No surprise there.
Kent Bone didn't grow up speaking pawpaw French. But he listened to his grandparents gossip in the language, and as an adult, Bone decided to learn it himself.
The Paying Guests, Sarah Waters' superb, bewitching new novel, is set in 1922 London.
The findings by Pew's Religion & Public Life Project show that 72 percent of more than 2,000 people surveyed think religion's hold on America is in decline, as opposed to 22 percent who believe its influence is on the rise.
Its members are part of al-Qaida's core operation, a roster of individuals who fought together in Afghanistan and Pakistan, and even lived together, in exile, in Iran after the attacks of Sept. 11, 2001.
But some insurers and medical specialists say that coverage shouldn't be routine, until there's better evidence that proton therapy is more effective at treating various cancers than traditional, less expensive radiation treatment.

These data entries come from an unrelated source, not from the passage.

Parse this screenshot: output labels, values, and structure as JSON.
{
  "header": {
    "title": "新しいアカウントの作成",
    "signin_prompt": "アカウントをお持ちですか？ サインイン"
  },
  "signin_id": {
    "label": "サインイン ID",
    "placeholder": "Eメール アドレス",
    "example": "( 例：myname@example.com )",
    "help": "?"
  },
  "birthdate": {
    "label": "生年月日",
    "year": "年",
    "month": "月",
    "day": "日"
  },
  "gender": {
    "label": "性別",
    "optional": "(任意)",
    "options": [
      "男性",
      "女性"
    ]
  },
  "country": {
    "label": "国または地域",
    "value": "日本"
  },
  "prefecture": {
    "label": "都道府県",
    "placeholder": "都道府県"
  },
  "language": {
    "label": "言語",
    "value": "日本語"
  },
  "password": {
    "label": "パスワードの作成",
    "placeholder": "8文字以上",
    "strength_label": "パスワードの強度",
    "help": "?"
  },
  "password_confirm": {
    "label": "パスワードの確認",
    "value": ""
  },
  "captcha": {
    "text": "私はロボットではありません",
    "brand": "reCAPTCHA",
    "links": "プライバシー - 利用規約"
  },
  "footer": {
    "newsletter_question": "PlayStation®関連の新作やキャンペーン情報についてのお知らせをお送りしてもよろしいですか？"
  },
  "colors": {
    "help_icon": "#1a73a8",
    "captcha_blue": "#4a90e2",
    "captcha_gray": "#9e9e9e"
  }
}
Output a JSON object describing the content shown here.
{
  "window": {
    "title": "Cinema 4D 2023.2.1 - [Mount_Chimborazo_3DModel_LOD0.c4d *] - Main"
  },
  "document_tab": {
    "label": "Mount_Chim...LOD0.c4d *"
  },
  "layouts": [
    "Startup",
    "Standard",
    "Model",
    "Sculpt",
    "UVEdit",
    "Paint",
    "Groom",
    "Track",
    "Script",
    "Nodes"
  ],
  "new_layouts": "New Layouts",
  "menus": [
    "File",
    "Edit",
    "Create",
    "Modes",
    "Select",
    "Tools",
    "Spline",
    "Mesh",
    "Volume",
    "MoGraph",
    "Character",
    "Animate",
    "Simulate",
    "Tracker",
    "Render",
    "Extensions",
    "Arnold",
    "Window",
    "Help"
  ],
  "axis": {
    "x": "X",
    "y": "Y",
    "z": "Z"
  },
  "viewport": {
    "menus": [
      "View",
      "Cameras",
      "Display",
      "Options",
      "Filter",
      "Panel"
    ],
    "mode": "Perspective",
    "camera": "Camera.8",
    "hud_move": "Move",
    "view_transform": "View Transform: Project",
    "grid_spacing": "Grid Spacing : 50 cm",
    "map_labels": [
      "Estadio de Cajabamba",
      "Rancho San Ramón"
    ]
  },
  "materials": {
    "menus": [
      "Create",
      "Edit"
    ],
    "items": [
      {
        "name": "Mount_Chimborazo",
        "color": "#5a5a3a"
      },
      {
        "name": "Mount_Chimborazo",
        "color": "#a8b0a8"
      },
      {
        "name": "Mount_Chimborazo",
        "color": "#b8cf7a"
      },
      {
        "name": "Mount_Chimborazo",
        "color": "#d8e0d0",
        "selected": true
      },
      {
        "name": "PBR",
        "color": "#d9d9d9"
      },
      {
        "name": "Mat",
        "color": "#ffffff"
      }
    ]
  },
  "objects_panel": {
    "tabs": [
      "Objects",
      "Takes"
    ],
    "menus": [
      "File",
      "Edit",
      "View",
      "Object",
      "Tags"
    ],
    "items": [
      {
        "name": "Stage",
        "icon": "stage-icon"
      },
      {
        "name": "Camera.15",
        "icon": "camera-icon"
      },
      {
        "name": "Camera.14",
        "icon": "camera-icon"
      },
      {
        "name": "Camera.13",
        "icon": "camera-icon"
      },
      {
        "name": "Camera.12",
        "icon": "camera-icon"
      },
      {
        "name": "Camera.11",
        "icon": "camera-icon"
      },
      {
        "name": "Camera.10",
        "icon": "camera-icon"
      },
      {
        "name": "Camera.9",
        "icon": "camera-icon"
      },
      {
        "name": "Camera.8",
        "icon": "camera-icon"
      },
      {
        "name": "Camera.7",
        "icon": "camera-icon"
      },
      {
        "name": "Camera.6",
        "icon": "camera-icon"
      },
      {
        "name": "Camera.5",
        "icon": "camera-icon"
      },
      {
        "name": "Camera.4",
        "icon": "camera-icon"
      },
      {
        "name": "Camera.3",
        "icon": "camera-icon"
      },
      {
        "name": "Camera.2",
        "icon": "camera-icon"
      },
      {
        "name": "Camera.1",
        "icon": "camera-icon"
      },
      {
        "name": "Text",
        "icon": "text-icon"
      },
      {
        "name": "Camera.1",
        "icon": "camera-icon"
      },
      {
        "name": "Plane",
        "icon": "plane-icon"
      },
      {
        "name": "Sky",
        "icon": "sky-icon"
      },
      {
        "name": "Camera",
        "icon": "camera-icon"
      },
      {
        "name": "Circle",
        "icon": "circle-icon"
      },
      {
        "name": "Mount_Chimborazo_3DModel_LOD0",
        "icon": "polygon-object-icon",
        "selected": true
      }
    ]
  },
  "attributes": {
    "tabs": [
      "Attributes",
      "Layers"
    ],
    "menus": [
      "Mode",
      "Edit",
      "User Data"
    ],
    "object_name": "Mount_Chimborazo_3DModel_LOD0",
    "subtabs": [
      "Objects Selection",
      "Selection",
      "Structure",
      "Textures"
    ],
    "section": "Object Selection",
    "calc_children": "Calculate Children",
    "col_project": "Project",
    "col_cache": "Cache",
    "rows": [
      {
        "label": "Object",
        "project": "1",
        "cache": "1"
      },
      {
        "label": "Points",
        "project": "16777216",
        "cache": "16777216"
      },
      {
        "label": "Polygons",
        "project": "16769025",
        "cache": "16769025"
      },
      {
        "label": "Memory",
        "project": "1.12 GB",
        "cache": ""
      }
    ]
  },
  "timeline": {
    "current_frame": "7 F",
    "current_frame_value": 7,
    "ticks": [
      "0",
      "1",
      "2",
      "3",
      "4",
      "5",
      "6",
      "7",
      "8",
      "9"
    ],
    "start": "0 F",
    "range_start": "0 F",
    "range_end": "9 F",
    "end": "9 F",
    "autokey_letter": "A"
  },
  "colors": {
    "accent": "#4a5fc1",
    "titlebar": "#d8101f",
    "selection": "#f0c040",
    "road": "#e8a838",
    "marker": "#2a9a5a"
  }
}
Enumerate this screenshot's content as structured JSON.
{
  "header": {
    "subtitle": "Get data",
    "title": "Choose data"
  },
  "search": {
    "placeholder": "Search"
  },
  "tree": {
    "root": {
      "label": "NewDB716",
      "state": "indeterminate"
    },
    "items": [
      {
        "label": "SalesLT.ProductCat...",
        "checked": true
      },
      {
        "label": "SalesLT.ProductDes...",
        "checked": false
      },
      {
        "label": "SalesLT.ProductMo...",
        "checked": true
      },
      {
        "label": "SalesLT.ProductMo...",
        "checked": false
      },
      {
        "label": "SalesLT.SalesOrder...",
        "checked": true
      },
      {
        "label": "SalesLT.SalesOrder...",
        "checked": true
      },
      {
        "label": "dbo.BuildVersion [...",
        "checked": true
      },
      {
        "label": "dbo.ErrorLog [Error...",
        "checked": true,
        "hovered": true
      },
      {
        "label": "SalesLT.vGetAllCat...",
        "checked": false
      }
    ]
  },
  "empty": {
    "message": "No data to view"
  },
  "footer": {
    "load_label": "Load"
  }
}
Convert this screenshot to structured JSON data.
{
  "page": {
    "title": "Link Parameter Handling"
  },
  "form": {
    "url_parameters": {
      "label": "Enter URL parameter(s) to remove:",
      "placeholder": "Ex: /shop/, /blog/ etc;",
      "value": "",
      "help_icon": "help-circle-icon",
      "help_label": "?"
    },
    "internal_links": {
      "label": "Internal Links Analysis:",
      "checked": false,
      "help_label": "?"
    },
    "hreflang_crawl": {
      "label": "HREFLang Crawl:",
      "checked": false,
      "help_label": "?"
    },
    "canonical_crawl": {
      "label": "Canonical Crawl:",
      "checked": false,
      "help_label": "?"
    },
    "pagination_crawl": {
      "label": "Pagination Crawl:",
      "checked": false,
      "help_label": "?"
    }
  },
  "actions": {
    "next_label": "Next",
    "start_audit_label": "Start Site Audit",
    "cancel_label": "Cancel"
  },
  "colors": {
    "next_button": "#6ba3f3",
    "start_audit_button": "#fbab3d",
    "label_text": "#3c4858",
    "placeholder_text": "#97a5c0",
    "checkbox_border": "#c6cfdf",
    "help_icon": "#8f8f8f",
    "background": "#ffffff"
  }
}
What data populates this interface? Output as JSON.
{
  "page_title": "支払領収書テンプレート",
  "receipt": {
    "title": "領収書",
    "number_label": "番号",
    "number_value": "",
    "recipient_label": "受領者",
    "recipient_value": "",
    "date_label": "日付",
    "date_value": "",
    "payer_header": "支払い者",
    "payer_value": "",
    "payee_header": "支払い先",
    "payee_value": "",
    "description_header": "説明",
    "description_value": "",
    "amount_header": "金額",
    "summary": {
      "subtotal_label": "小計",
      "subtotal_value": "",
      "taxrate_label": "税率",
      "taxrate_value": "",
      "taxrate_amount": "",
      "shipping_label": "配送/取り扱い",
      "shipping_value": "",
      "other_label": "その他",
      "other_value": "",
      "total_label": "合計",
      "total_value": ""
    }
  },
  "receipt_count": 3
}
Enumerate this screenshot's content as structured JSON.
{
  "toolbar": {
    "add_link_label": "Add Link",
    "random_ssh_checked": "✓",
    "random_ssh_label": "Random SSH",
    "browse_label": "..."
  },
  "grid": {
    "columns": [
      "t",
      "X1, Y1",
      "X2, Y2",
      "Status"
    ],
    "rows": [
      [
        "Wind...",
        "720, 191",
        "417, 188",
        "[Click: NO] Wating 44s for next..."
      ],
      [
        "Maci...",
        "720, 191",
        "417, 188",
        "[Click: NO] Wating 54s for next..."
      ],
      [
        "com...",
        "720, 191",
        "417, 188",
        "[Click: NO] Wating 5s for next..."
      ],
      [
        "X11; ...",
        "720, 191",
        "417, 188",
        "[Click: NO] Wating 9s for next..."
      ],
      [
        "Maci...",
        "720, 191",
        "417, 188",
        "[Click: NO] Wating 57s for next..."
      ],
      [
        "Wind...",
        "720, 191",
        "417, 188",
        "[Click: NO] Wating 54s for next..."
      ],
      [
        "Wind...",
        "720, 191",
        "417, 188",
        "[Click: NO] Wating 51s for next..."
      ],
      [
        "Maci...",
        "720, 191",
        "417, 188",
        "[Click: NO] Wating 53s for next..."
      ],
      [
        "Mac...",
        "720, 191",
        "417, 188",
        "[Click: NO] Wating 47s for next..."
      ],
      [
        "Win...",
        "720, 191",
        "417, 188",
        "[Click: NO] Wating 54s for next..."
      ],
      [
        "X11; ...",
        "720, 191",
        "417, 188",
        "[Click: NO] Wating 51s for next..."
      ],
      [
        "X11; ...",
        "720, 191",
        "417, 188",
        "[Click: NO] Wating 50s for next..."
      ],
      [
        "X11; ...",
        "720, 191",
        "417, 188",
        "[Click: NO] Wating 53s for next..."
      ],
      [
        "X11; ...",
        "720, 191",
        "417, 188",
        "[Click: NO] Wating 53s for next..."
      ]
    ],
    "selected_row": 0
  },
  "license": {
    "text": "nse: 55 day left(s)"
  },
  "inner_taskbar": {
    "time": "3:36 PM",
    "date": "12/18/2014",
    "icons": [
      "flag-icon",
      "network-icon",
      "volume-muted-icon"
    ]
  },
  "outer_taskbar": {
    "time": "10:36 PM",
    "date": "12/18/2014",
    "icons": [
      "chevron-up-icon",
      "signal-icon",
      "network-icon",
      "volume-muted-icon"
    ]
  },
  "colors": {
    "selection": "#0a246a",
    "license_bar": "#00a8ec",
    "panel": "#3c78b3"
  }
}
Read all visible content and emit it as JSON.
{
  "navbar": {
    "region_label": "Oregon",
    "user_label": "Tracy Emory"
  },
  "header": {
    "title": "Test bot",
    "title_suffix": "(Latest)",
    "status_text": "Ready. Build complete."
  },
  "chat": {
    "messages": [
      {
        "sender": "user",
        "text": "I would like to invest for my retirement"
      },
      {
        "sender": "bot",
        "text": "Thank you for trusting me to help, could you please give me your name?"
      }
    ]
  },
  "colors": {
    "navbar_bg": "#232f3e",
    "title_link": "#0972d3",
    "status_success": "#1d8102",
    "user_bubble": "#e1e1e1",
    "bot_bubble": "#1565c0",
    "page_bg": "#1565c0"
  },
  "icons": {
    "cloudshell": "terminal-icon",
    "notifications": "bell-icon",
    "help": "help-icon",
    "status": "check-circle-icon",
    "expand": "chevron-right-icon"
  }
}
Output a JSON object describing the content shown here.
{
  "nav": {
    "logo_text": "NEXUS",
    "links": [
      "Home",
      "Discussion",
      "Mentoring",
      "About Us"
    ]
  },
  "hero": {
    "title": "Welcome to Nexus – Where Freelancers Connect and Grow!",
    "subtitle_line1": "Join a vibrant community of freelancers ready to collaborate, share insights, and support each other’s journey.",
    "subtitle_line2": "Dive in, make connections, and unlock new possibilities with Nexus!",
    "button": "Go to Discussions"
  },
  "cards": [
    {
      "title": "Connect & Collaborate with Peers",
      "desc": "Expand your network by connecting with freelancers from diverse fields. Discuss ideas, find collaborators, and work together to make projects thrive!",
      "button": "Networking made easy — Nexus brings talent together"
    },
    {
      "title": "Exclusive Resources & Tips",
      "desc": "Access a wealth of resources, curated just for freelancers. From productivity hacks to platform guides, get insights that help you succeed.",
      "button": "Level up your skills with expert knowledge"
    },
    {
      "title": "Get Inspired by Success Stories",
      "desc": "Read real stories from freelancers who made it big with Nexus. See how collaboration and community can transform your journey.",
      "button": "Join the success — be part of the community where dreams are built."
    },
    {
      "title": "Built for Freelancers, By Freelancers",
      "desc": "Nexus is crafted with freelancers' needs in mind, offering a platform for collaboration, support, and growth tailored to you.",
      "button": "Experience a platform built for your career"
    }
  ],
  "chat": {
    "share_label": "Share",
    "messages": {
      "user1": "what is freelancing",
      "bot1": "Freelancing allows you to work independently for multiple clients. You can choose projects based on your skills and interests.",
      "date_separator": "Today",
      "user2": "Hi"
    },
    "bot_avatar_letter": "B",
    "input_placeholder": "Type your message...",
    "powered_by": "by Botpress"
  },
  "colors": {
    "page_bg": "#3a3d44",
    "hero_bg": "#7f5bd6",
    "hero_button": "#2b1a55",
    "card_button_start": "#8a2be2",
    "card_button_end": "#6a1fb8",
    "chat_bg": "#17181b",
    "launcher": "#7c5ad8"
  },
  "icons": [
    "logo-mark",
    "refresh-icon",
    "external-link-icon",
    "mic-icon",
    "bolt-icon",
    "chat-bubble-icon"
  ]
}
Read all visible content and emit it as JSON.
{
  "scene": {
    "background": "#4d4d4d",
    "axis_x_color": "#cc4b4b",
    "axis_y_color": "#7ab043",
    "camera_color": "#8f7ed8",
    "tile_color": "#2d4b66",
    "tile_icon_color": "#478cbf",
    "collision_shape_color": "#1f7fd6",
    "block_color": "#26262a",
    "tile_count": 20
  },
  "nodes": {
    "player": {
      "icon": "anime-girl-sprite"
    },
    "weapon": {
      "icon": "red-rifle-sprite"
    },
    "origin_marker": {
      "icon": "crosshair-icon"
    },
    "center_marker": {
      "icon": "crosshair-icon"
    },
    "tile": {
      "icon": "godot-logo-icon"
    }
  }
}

That cautious approach doesn't sit well with proponents, some of whom say that insurance coverage is needed for research on the controversial therapy'
The book opens in 1922: The Edwardian Age, with its high collars and long skirts, is dead; the Jazz Age is waiting to be born — at least, that's the case in the suburban backwater of London where Waters' main character, a 26-year-old spinster named Frances Wray, lives with her mother.
The Wray women have decidedly come down in the world: Frances' two brothers were killed in World War I and her recently deceased papa made some bad investments.
The villagers find many uses for this unfamiliar new technology: a fire starter, a musical instrument, a stamp for printing on cloth. But because of its very uniqueness, they start to fight over it, and one of the villagers decides that to preserve harmony, it's best to return this "gift" to the gods.
The Gods Must Be Crazy, a South African comedy, was a global smash hit in the early 1980s.
California billionaire and climate activist Tom Steyer has dumped $1 million into Washington state.
The seven-figure contribution was made last week and became public Monday.
"In this program, we will see how Western governments are hastily marching toward all-out war in Iraq and Syria without paying any heed to the lessons of the recent past," says Cantlie, who is seated at a desk and dressed in an orange jumpsuit similar to the one he was seen wearing in a video released last week.
"Not since Vietnam have we witnessed such a potential
Nairobi is the world's fourth-most congested city, far worse than any in the U.S., according to a 2011 survey. Kenya's government estimates traffic jams cost Nairobi $600,000 per day in lost productivity and wasted fuel.
This isn't the first time beer and coffee flavors have mingled. But the relationship has largely been a one-sided one, with artisanal and specialty beers adopting coffee flavors years ago. Many ales have been flavored with espresso, for instance.
But if you've tried it, you may have decided that exercising quite hard, even for short periods of time, is about as much fun as peeling off your toenails one by one.